§ **Required work**: All of the data should be output character for character, except the pictures.

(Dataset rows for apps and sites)
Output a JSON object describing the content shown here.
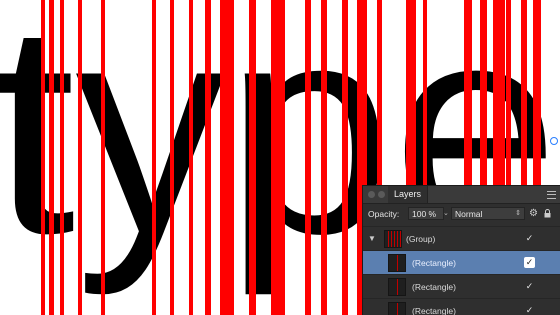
{
  "canvas": {
    "text": "type",
    "text_color": "#000000",
    "stripe_color": "#ff0000"
  },
  "layers_panel": {
    "tab_label": "Layers",
    "opacity_label": "Opacity:",
    "opacity_value": "100 %",
    "blend_mode": "Normal",
    "rows": [
      {
        "name": "(Group)",
        "visible_mark": "✓",
        "selected": false
      },
      {
        "name": "(Rectangle)",
        "visible_mark": "✓",
        "selected": true
      },
      {
        "name": "(Rectangle)",
        "visible_mark": "✓",
        "selected": false
      },
      {
        "name": "(Rectangle)",
        "visible_mark": "✓",
        "selected": false
      }
    ]
  }
}
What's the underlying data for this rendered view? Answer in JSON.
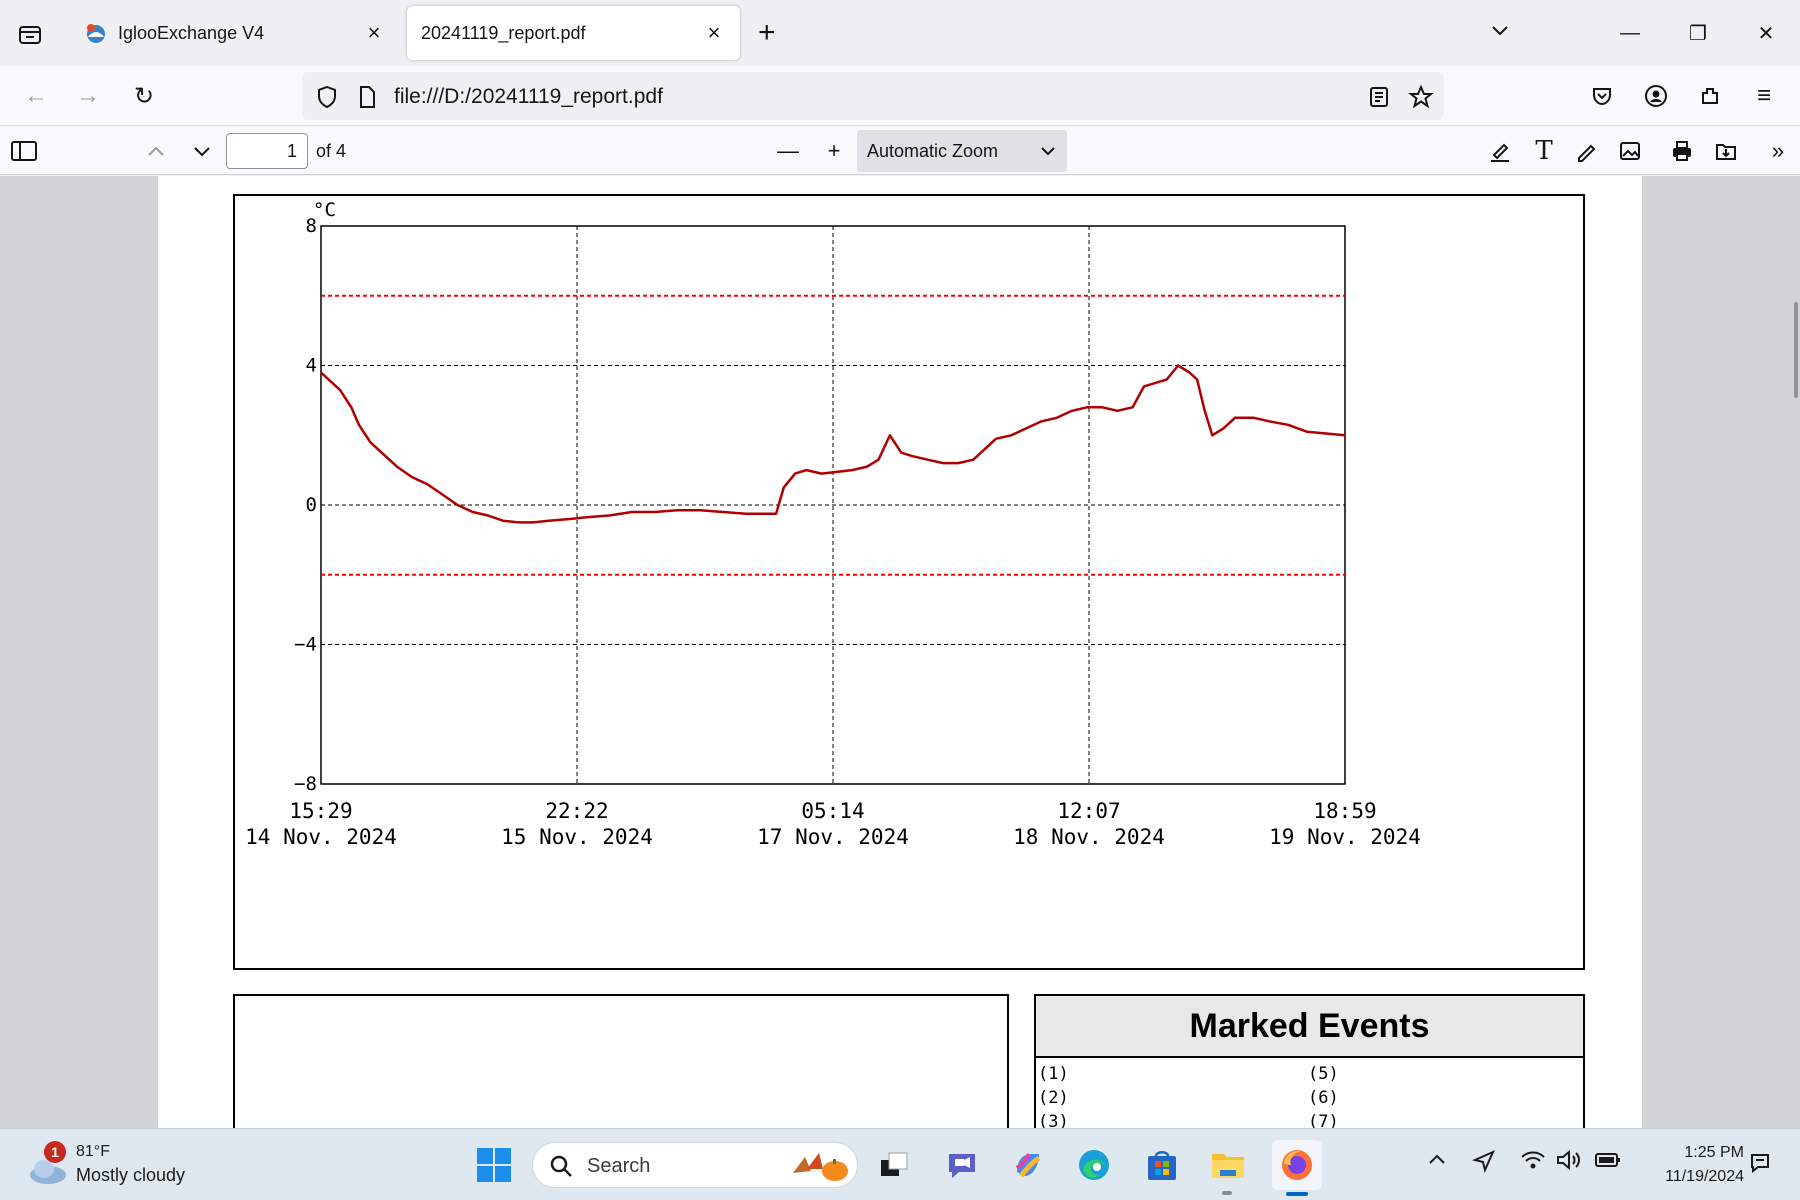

§ **Response for this exercise**:
Output a JSON object describing the content shown here.
{
  "canvas": {
    "text": "type",
    "text_color": "#000000",
    "stripe_color": "#ff0000"
  },
  "layers_panel": {
    "tab_label": "Layers",
    "opacity_label": "Opacity:",
    "opacity_value": "100 %",
    "blend_mode": "Normal",
    "rows": [
      {
        "name": "(Group)",
        "visible_mark": "✓",
        "selected": false
      },
      {
        "name": "(Rectangle)",
        "visible_mark": "✓",
        "selected": true
      },
      {
        "name": "(Rectangle)",
        "visible_mark": "✓",
        "selected": false
      },
      {
        "name": "(Rectangle)",
        "visible_mark": "✓",
        "selected": false
      }
    ]
  }
}
What's the underlying data for this rendered view? Answer in JSON.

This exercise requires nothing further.